Nera 2009-05-22 18:30:00

'The poker equivalent of the coin flip is getting it all in against one opponent with your probability of winning approximately 50%.

Classic examples: A-K vs. JJ; A-T vs. K-Q.'

A-T vs. K-Q is not a coin flip. K-Q is about a 6-4 dog.

Enzo 2009-05-13 23:41:00

Okay, I challenge you to learn how to spell in english.

faris_alhusban 2009-05-07 20:01:00

any bady can challnge me

Sean Lind 2009-05-01 17:51:00

Hey Marek, although you're correct in that the dead money does make a 50% flip +EV, I still don't think it's worth it.. most the time

If the only dead money are blinds, you're only looking at 0.75% in a game with average buy-ins, that's not enough % to make it worth while.

Now if you make a large re-raise preflop and have someone move all in, and you KNOW it's a flip, if you're getting 2:1 on your money, then yes you do have to flip.

This article is talking mostly about flipping in a dry pot, which causes far too much variance in a cash game to be worth while.

Marek 2009-04-30 19:39:00

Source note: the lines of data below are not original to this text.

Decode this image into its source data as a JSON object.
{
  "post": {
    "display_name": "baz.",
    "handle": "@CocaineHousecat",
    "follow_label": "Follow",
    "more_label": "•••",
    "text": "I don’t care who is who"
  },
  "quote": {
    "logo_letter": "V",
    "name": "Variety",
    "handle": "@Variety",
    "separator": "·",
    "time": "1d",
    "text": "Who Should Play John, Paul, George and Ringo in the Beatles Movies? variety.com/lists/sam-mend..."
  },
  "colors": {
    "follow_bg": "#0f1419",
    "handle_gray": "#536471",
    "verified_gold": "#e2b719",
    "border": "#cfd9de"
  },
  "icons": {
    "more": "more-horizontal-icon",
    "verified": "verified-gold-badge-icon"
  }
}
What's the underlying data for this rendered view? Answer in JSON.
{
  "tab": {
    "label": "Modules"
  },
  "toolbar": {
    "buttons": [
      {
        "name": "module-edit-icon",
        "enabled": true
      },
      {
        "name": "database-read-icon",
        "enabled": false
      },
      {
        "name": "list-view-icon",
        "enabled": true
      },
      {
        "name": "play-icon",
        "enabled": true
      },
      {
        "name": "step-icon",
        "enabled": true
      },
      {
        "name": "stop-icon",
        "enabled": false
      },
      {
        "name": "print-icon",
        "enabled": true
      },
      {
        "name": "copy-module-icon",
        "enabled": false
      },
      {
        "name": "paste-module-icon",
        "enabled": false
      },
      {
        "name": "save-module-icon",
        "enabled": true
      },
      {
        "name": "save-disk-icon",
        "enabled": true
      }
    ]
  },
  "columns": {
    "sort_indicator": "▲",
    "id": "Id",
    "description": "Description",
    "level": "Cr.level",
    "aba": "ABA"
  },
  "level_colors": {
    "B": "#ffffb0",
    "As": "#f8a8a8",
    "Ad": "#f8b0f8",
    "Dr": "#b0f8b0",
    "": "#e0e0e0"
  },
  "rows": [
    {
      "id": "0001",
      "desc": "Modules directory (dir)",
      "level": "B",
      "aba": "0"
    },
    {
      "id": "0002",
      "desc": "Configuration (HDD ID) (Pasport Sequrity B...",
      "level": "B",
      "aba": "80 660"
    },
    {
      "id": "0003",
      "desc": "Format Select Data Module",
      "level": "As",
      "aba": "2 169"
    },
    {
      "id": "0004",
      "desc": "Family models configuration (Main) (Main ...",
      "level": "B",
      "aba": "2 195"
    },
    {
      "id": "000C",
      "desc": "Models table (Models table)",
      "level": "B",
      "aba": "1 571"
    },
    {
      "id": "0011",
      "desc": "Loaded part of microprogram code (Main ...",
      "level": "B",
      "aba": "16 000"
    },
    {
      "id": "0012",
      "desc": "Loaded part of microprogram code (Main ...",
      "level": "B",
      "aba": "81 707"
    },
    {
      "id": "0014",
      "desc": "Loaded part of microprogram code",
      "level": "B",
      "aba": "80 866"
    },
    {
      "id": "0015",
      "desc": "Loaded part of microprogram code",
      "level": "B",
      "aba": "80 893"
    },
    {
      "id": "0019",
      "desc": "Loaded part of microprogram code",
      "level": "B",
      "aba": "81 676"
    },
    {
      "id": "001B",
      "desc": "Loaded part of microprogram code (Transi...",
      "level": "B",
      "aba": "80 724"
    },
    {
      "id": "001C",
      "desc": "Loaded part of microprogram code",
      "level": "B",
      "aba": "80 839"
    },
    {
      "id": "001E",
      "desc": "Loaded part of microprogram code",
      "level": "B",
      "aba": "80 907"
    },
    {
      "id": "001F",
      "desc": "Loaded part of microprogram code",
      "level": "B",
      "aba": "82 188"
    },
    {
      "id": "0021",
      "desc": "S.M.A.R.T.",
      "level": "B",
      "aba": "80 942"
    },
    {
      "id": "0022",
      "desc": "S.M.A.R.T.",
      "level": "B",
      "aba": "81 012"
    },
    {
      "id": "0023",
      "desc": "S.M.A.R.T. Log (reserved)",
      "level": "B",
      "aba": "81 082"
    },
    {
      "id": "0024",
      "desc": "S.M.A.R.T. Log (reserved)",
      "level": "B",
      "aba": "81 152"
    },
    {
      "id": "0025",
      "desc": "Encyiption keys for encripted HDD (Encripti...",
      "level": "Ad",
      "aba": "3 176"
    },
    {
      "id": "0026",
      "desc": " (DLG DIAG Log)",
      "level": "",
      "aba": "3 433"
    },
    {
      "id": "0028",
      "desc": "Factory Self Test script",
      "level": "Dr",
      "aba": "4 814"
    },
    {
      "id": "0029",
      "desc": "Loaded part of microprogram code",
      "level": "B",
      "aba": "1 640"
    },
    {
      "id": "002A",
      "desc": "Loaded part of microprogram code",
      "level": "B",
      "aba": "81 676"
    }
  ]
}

A comment on coin flips in cash games...

You suggest that one should "not invest" in coin flips when playing in cash games.

I believe that taking a coin flip in a cash game is good when you are convinced that it actually is a flip situation. A coin flip implies that your pot equity is 50%, which includes dead money and what you already invested into the pot. When you fold to an all-in , you forfeit your equity and have a negative EV. When you call every coin flip, on average, you should win half the time and have a slight positive EV (ignoring the rake here). When you loose, you reload.

SLhater 2009-04-30 07:58:00

Flip this douche!